  • You will learn to get to the point faster. There aren’t any more assignments where you have to hit a maximum. Cut everything you want to explain in half.
  • You will, in five years’ time, either laugh or cringe about 90% of what is upsets you right now (just think about five years ago). Keep this in mind before unburdening yourself on your coworkers. They’ll be understanding, but you want to be taken seriously, not just understood.

Please don’t despair. I’m only telling you the bad parts on purpose. You’ll see them coming and they won’t sting as much. And you can enjoy the rest of it that much more. The good parts are fun and surprising and there’s no need to prepare for them. Congratulations and have fun!

Sarah Morgan has a decade of experience working in and with the top pharmaceutical companies in the world. She educates corporations, organizations, universities and media about social media; blogs at sarah-morgan.com; Twitters at twitter.com/sarahmorgan; appears professionally at linkedin.com/sarahmorgan, informally at facebook.com/profile.php?id=10908629, and in real life in the glorious state of New Jersey. (Yes, New Jersey.)

Building Your Personal Brand, Part 2

March 18th, 2010 ::

by Patti Nuttycombe Cochran

branding irons

http://www.flickr.com/photos/simonbleasdale/ / CC BY-ND 2.0

Welcome back! Where did we leave off? Oh, yeah, I was driving home the Power of Your Personal Brand and the importance of your Personal Brand’s messaging being clear and consistent, and positive.

Why? Check out this YouTube video. There are some mind-blowing statistics included in this video that one cannot ignore.

Forget “Big Brother”… the WORLD is watching you!
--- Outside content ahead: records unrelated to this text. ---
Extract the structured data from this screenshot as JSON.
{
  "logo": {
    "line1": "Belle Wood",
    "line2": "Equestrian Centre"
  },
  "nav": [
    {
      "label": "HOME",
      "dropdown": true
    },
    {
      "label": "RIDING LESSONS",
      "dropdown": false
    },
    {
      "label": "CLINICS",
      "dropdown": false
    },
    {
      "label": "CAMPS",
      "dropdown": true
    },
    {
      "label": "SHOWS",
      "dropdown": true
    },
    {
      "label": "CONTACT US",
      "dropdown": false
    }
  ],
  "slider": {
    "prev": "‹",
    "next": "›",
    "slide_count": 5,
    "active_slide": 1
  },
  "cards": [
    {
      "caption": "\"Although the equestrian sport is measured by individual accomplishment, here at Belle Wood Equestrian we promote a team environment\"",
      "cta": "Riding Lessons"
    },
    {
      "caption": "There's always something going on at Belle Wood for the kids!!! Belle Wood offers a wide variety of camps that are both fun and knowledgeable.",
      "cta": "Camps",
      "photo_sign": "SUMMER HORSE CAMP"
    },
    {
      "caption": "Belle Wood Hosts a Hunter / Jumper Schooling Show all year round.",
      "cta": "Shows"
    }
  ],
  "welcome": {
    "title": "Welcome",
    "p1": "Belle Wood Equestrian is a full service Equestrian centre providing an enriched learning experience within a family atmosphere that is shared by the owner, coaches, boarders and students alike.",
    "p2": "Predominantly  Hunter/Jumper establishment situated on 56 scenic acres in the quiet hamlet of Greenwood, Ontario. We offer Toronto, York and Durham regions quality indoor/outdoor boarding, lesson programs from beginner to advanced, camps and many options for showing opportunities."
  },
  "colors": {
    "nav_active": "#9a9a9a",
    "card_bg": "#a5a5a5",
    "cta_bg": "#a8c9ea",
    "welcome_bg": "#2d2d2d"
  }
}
One must be vigilant … even militant … about protecting one’s Personal Brand. But don’t get paranoid; get PROACTIVE! Having a constant awareness of one’s Personal Brand offers an on-going opportunity to:

  • define ourselves…
  • redefine or reinvent ourselves…
  • evolve…
  • enhance…
  • add value…

All these actions are POSITIVE and allow us to be nimble and involved in the development of our Public Image. Taking control of your Personal Brand involves identifying the qualities or characteristics that make you distinctive! Ask yourself: What makes me stand out? What’s my greatest strength? What’s my most noteworthy quality?

Then, reflect on this list of qualities and ask the legacy question:

What do I WANT to be known for?

This should take some serious contemplation…good luck and enjoy the powerful introspection and reflection!

NOTE: Want some advice on what I see when I look at the brand you’ve created for yourself online? Email your name and links to your online presence to our editor. She’ll forward the information to me and I’ll choose one or two of you and do a Personal Brand evaluation for you in an upcoming blog post.

Patti Nuttycombe Cochran is Vice President-Client Services Consultant at Right Management, a global provider of Career Transition services and consulting expertise on Talent Management, Leadership Development, and Organizational Effectiveness. Patti is an avid networker interested in building the region’s business and philanthropic communities.